**DATASET EXCERPTS**
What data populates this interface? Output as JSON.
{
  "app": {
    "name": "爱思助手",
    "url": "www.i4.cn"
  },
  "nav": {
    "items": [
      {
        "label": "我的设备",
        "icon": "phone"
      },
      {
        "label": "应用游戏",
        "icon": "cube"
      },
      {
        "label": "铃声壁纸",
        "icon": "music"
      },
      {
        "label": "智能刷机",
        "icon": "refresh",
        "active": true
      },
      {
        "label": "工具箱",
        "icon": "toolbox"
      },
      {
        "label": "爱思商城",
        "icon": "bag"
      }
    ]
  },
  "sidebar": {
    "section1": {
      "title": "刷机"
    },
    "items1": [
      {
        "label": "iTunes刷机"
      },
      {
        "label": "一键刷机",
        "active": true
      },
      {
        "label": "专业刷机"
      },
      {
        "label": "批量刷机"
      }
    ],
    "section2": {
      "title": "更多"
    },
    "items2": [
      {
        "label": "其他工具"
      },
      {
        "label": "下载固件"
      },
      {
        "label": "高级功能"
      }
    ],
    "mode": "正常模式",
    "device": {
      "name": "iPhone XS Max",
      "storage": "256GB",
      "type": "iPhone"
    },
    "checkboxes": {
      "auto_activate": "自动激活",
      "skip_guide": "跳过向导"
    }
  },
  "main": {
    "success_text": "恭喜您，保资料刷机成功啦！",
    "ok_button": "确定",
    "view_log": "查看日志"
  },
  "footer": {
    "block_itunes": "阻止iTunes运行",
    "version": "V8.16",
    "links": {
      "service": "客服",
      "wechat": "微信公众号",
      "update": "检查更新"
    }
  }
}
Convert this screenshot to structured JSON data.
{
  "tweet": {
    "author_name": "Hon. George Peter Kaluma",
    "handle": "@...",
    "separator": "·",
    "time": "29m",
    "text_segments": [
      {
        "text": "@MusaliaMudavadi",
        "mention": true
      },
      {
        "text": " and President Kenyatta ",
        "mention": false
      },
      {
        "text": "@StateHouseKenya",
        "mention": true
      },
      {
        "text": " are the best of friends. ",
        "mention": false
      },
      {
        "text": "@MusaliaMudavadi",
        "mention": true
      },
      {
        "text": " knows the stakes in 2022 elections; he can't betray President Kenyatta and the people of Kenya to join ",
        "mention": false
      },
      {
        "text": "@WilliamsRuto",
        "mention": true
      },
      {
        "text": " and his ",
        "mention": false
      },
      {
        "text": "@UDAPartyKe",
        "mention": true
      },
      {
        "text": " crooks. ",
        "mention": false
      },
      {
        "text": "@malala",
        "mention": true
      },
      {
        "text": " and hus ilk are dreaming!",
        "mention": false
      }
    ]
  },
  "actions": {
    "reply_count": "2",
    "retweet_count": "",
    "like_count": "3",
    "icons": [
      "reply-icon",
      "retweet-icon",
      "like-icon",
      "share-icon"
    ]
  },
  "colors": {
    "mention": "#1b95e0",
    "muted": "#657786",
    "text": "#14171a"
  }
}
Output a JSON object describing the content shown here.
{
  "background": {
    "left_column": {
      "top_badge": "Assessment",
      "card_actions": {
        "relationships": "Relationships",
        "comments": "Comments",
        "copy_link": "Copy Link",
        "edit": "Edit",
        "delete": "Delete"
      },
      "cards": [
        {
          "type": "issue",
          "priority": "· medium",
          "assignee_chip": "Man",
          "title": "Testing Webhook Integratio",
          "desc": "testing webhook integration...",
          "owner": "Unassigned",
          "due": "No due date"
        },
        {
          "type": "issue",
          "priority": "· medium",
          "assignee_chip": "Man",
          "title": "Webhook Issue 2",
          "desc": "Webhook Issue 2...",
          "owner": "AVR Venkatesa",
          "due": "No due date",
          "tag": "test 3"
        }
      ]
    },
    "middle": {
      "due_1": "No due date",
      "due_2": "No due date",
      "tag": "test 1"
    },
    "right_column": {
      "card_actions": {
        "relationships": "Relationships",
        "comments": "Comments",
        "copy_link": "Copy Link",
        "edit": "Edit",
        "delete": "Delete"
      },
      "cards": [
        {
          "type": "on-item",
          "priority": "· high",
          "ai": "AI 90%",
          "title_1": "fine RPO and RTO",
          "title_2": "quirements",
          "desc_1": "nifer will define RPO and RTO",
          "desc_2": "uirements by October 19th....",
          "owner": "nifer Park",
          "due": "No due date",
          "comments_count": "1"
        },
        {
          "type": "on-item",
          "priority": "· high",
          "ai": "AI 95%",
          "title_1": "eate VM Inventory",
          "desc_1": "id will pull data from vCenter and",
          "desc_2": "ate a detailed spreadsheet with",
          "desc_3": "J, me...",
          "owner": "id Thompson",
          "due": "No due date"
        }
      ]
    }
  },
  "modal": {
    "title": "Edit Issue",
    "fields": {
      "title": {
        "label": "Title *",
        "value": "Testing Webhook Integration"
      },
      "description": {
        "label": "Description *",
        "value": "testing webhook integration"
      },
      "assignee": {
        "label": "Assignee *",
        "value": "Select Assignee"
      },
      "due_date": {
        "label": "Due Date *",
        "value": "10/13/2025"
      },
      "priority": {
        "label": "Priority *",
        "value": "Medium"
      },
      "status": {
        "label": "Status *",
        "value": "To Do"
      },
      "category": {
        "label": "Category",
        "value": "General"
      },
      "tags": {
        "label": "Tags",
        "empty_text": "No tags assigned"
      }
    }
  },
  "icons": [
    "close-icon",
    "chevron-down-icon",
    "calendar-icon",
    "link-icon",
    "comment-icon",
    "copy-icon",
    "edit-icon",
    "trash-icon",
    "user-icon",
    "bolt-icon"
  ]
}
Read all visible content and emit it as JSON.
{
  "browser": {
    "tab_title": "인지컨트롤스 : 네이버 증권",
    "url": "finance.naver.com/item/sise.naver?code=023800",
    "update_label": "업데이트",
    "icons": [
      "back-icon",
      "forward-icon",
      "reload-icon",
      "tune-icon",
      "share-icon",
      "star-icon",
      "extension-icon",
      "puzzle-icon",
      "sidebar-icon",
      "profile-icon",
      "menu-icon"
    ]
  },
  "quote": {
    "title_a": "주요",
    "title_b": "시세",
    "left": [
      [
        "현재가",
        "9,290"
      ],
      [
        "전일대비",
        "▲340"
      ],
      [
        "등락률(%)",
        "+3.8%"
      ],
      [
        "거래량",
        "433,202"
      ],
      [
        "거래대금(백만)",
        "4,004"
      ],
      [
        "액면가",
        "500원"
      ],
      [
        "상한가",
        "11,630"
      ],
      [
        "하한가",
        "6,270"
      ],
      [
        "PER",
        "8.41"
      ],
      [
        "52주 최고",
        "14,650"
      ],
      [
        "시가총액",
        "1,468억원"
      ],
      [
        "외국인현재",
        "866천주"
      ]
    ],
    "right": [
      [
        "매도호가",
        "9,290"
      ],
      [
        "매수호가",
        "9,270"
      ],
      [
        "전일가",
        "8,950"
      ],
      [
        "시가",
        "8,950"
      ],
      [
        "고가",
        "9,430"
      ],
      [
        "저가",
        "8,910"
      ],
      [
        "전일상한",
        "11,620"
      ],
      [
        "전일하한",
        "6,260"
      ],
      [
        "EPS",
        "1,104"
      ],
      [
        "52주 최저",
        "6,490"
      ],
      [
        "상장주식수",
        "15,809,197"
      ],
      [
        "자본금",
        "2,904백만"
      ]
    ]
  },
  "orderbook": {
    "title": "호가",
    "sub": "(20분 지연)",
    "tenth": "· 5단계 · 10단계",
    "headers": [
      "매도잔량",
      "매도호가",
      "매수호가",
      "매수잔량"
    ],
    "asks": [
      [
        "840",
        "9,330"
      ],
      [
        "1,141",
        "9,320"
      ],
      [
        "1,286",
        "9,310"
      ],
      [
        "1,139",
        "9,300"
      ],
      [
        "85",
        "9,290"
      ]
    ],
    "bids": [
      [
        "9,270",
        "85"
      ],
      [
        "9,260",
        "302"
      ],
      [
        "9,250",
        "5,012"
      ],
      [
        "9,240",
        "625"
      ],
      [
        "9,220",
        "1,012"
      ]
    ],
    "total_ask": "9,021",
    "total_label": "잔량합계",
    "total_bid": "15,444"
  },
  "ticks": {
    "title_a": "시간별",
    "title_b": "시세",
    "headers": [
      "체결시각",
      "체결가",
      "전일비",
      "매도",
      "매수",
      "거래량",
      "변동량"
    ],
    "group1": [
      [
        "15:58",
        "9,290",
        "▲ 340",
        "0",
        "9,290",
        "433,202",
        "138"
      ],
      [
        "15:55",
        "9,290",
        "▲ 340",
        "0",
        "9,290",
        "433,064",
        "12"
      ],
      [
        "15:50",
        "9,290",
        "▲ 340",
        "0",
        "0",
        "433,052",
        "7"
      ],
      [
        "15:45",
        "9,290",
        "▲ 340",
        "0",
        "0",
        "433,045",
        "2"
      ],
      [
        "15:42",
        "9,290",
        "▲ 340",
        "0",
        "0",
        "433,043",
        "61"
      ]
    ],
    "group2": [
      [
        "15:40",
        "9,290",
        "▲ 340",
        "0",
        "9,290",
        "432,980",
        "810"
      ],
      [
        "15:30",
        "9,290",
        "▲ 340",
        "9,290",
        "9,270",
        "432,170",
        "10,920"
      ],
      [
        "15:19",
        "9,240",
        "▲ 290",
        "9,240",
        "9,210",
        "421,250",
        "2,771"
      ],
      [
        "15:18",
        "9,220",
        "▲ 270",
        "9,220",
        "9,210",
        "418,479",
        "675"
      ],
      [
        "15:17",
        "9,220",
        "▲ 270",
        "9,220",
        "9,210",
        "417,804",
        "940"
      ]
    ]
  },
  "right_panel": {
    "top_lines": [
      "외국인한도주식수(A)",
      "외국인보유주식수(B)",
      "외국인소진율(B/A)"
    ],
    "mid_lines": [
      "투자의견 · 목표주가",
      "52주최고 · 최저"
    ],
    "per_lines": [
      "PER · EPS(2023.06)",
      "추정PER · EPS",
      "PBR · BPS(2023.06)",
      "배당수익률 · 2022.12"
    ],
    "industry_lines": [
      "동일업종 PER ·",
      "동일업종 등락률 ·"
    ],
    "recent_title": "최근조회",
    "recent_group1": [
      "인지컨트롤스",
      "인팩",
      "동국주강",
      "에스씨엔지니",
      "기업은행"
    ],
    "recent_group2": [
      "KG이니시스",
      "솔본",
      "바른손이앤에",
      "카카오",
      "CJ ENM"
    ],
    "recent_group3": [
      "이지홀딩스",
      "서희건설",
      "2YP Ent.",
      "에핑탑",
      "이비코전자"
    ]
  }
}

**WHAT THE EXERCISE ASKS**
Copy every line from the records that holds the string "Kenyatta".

**ANSWER SECTION**
        "text": " and President Kenyatta ",
        "text": " knows the stakes in 2022 elections; he can't betray President Kenyatta and the people of Kenya to join ",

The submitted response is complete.